Giving radio work a higher profile is the way to start, Anne-Marie
Dave Trott once told someone that he wasn’t interested in working in
radio because it didn’t have any pictures.
It’s a fair comment, if rather an obvious one. But is there any hope of
raising standards in the industry when high-profile creatives such as
Trott don’t even want to try?
The answer is a stereo ‘yes’. However, radio will start making its
biggest strides only when creatives trained exclusively in the medium
are making the ads. And that requires an entirely different set of
skills from TV work.
Radio will never be in-your-face in the way TV or posters are, but as
Nigel Dugdale, group marketing director at A. G. Barr, says: ‘Creatives
have got to find a way of harnessing radio’s ubiquity.
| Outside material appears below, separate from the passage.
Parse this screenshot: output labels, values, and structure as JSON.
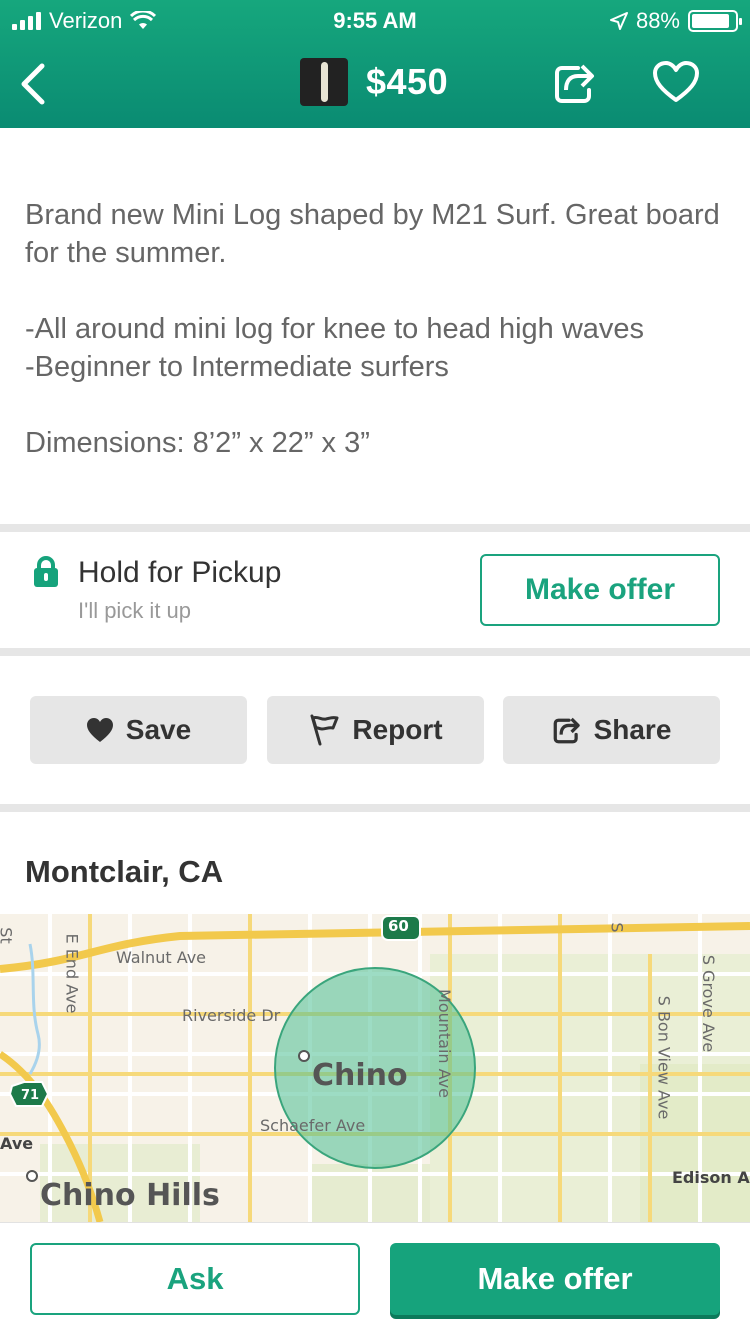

I believe if you
can produce a good radio ad, you can do it anywhere.’
Tim Mellors, creative director at Mellors Reay and president of the
Creative Circle, feels so strongly that radio should command a higher
profile in agencies and more recognition as a craft, that, for the first
time, this year’s Creative Circle Student Award scheme is devoted to the
Ask Mellors why he is now starting to champion radio advertising and he
points to last year’s Creative Circle Awards when Howell Henry
Chaldecott Lury carried off the platinum prize for its Tango campaign.
‘I thought: ‘We’ve always ignored radio, maybe it’s time we explored it
a bit more,’’ he says simply.
And what should we make of the maverick commercials director, Tony
Kaye’s, first foray into radio? Kaye, who has made his mark via visual
extravaganzas for clients such as British Airways, Dunlop and more
recently, BT, has signed to direct a series of generic ads for the Radio
Advertising Bureau, together with the Abbott Mead Vickers BBDO
copywriting duo, Tom Carty and Walter Campbell.
Some dismiss the whole exercise as mere window-dressing. Mandy Wheeler
of the production company, Mandy Wheeler Sound Productions, is blunt:
‘What happens if Tony Kaye does a bad radio ad? People won’t blame him,
they’ll blame radio. I would say to him, ‘I don’t care if you’ve made
brilliant TV commercials, go away and show me some scripts.’ We’ve got
to dismantle this word ‘creative’.’
Others stress that the first step towards producing great creative work
is to recognise the medium’s parameters. ‘Radio is the most stripped-
down medium. Everything from the sound to how the words tell the story
is so much more important,’ says Giles Keeble, the former creative
director at Leo Burnett, who recently judged the Classic FM radio
In other words, writing for radio is bloody difficult. This factor alone
may help to explain why many TV-trained creatives shy away from such an
aesthetic form, preferring to test their visual mettle through the
latest computer graphic techniques.
Keeble and other aficionados believe working in radio can instill the
sorts of skills that are useful in advertising per se, and even beyond,
namely: writing stories, dialogue, casting and characters. ‘The problem
is it’s hard to do well and you don’t get the foreign location, huge
budget and toys to play with,’ he points out wryly.
No-one denies that the glamour element is missing in radio, but as
Wheeler pertinently says: ‘The industry is not there for the creatives,
it’s for the clients. If advertising is just about being exciting, it’s
a pretty naff industry.’
She argues forcefully that the way forward is by carefully building up a
radio skill base. ‘Somebody’s got to start putting serious money into
training radio creatives. Agencies should be going out to find people
with different skills, such as BBC drama writers, not just recruiting
from art colleges,’ Wheeler says.
Until the effects of such a drive filter through, agencies would do well
to offer clearer guidelines to their conventionally trained creatives.
After all, an increasing number of clients are following Dugdale’s line
and channelling money away from TV into radio. This year he split his
marketing budget equally between radio, TV and outdoor and has been
thrilled with the Irn-Bru work through the Leith Agency. Previously, 100
per cent of spend had gone on TV.
Perhaps radio will know it has truly arrived creatively when its awards
schemes recognise craft skills. For his part, Keeble says, with improved
standards, there is no reason why there shouldn’t be awards such as
‘best produced’ and ‘best edited’ ad.
As Mellors observes frankly of himself and many of his peers: ‘Take the
pictures away and we go blind.’ Now more than ever, radio is dedicated
to teaching creatives how to see again.